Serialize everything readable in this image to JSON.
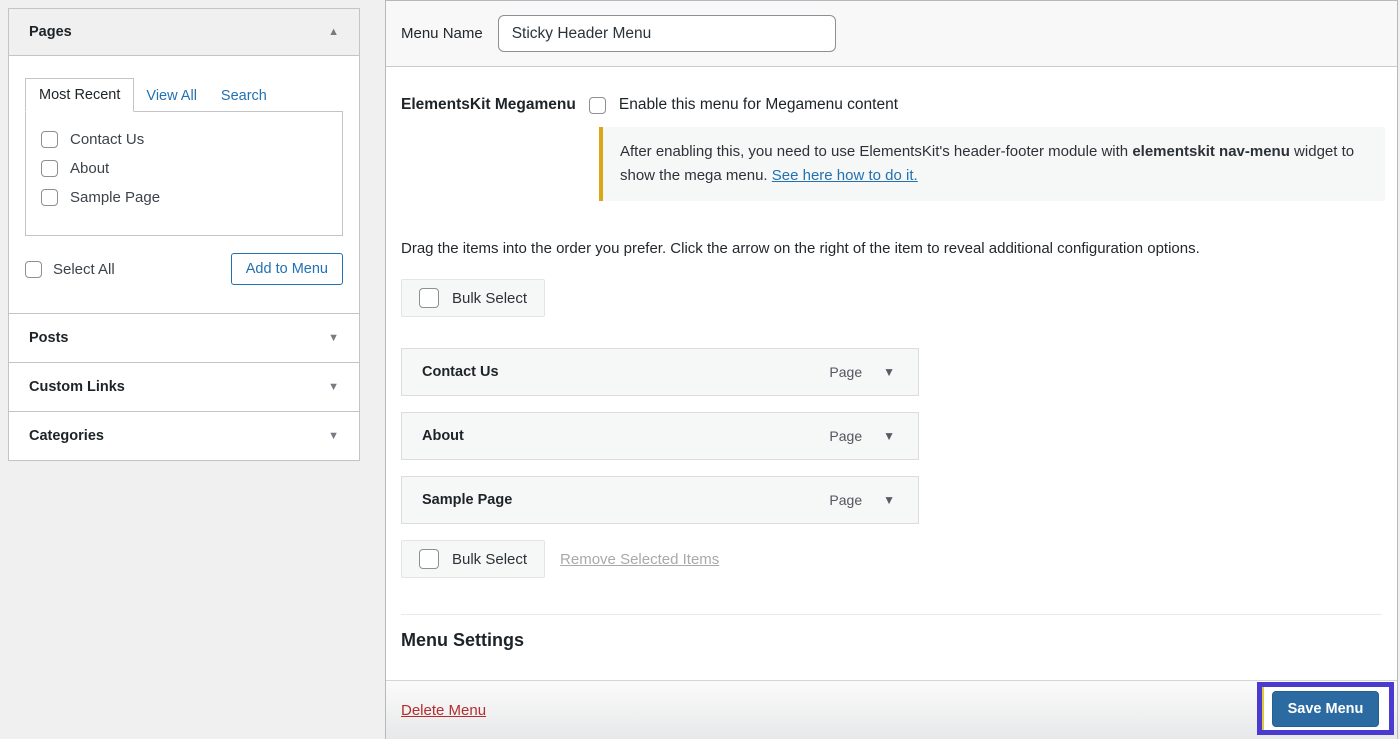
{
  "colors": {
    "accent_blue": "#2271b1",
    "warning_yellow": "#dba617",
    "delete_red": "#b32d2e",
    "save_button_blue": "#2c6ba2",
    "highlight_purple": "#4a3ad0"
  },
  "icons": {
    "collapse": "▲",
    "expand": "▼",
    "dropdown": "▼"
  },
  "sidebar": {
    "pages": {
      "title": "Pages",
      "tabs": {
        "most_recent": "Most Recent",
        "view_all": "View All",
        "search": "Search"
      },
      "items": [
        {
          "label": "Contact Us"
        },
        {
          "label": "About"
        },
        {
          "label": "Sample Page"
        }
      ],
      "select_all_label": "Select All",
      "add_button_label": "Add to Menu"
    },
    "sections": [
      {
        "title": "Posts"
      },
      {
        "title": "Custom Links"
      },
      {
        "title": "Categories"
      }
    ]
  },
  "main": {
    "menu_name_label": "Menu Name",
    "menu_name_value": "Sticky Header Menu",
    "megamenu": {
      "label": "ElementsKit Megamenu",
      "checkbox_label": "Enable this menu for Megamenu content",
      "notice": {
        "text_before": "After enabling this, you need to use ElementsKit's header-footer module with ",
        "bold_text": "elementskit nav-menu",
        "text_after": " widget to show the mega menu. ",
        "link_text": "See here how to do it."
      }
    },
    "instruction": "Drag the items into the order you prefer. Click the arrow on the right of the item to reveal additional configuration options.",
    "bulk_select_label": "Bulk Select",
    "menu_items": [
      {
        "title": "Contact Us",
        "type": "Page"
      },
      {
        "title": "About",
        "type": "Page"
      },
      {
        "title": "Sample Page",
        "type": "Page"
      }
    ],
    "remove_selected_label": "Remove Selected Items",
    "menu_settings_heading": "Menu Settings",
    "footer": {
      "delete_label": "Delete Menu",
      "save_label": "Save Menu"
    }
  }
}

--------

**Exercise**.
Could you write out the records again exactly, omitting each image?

**Exercise output**.
Serialize everything readable in this image to JSON.
{
  "colors": {
    "accent_blue": "#2271b1",
    "warning_yellow": "#dba617",
    "delete_red": "#b32d2e",
    "save_button_blue": "#2c6ba2",
    "highlight_purple": "#4a3ad0"
  },
  "icons": {
    "collapse": "▲",
    "expand": "▼",
    "dropdown": "▼"
  },
  "sidebar": {
    "pages": {
      "title": "Pages",
      "tabs": {
        "most_recent": "Most Recent",
        "view_all": "View All",
        "search": "Search"
      },
      "items": [
        {
          "label": "Contact Us"
        },
        {
          "label": "About"
        },
        {
          "label": "Sample Page"
        }
      ],
      "select_all_label": "Select All",
      "add_button_label": "Add to Menu"
    },
    "sections": [
      {
        "title": "Posts"
      },
      {
        "title": "Custom Links"
      },
      {
        "title": "Categories"
      }
    ]
  },
  "main": {
    "menu_name_label": "Menu Name",
    "menu_name_value": "Sticky Header Menu",
    "megamenu": {
      "label": "ElementsKit Megamenu",
      "checkbox_label": "Enable this menu for Megamenu content",
      "notice": {
        "text_before": "After enabling this, you need to use ElementsKit's header-footer module with ",
        "bold_text": "elementskit nav-menu",
        "text_after": " widget to show the mega menu. ",
        "link_text": "See here how to do it."
      }
    },
    "instruction": "Drag the items into the order you prefer. Click the arrow on the right of the item to reveal additional configuration options.",
    "bulk_select_label": "Bulk Select",
    "menu_items": [
      {
        "title": "Contact Us",
        "type": "Page"
      },
      {
        "title": "About",
        "type": "Page"
      },
      {
        "title": "Sample Page",
        "type": "Page"
      }
    ],
    "remove_selected_label": "Remove Selected Items",
    "menu_settings_heading": "Menu Settings",
    "footer": {
      "delete_label": "Delete Menu",
      "save_label": "Save Menu"
    }
  }
}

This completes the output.